• _Exercise instructions_: Scan the entries below and state how many lines contain "value". No other output.

• _Data under study_:
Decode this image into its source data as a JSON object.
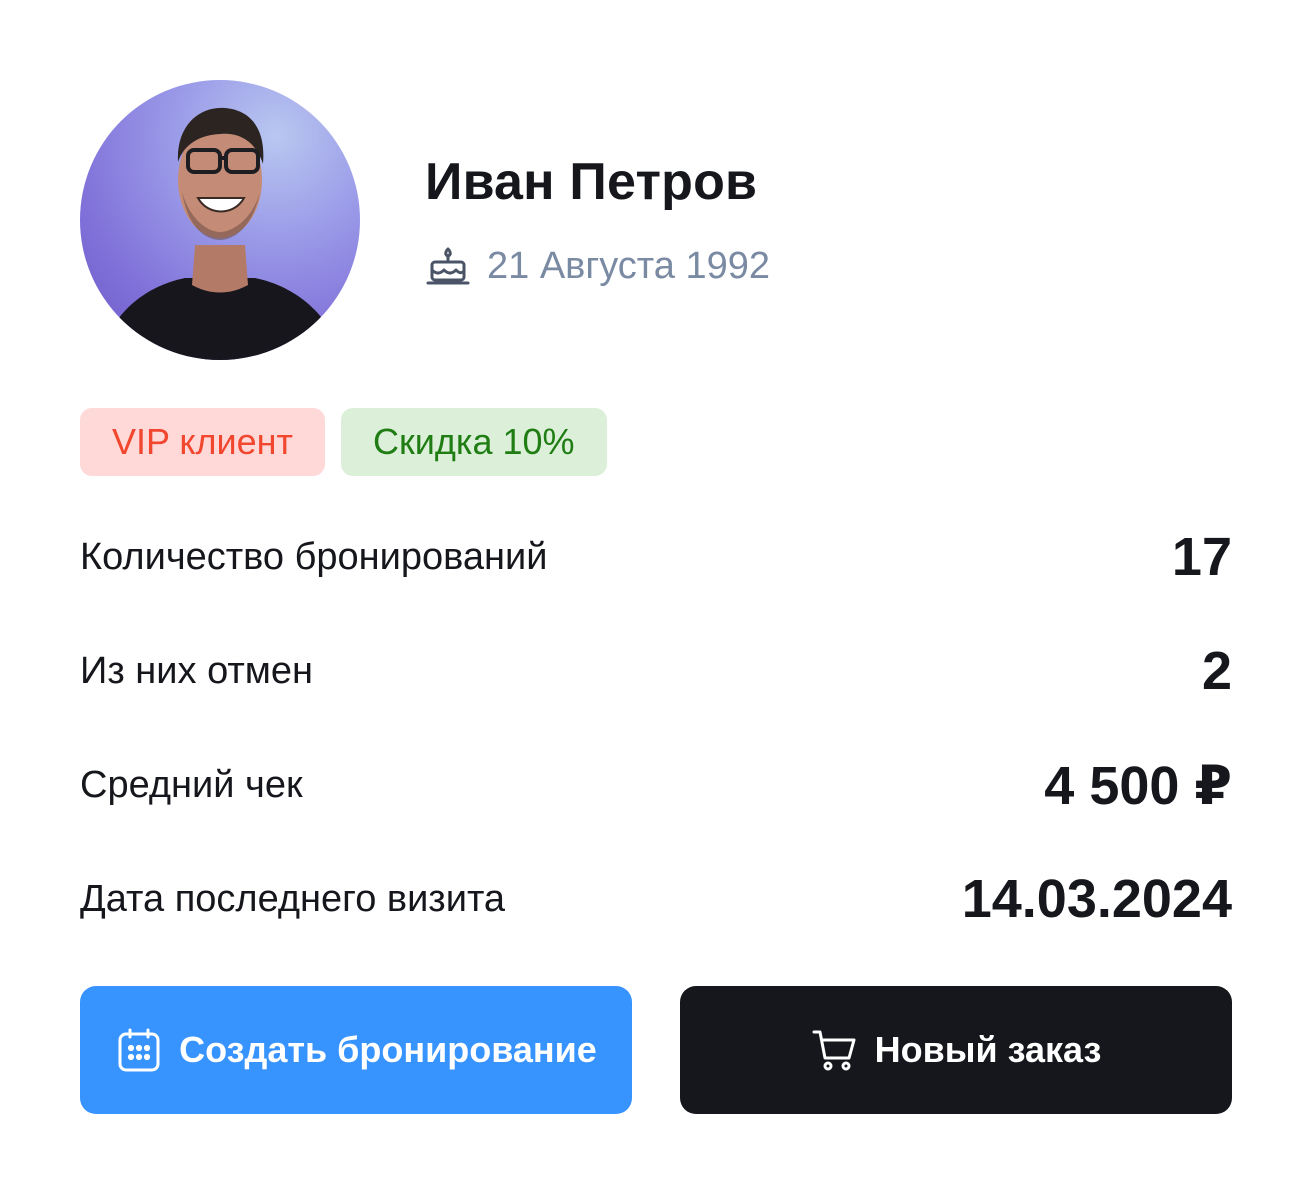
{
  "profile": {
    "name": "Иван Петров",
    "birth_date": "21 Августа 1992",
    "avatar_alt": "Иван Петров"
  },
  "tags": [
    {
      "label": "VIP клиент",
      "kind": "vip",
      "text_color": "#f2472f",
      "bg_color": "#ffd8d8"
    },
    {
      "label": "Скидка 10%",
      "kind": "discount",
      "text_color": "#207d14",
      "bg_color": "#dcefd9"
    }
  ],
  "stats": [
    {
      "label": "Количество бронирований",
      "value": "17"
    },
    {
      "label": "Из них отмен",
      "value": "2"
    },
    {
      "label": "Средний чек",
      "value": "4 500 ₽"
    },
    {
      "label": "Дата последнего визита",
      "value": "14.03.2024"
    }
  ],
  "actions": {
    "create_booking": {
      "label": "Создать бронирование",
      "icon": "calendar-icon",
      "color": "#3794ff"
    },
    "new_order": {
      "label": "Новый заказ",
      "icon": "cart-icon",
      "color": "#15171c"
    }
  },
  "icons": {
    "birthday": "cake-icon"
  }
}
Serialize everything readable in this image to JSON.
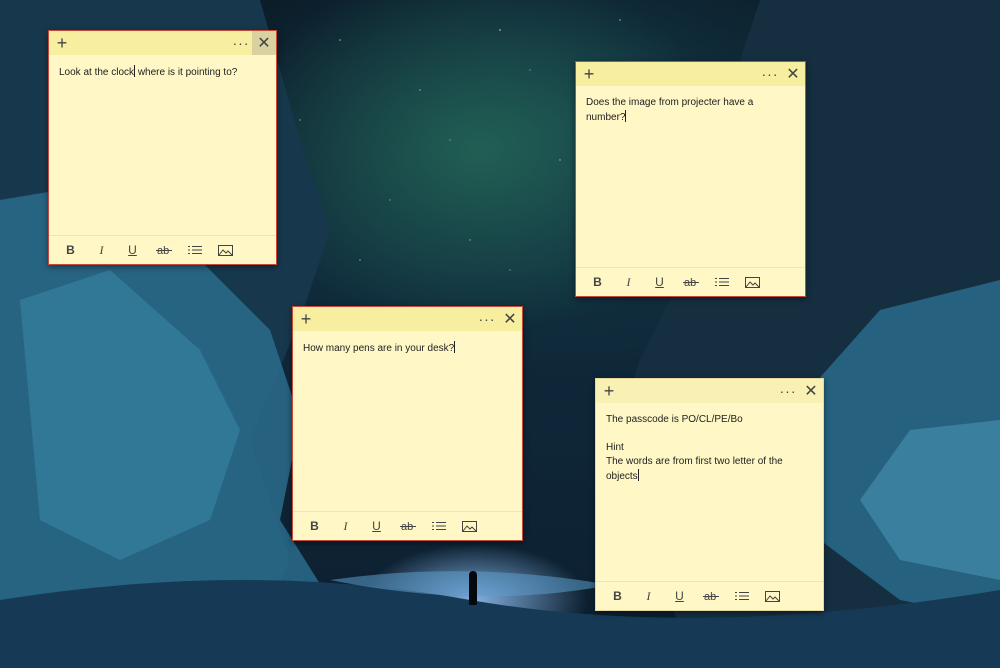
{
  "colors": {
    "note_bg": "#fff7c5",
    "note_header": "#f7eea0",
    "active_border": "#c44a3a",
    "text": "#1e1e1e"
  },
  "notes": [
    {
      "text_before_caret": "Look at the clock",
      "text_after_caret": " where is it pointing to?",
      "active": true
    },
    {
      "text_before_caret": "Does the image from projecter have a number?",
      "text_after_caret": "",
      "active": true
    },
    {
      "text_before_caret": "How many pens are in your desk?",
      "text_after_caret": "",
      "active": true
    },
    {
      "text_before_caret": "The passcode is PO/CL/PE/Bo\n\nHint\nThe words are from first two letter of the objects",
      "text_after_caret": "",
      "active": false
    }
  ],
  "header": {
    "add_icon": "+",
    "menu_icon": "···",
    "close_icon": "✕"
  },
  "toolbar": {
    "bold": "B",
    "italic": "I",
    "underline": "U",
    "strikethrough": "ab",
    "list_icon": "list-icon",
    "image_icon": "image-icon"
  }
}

• _Response to this task_: 4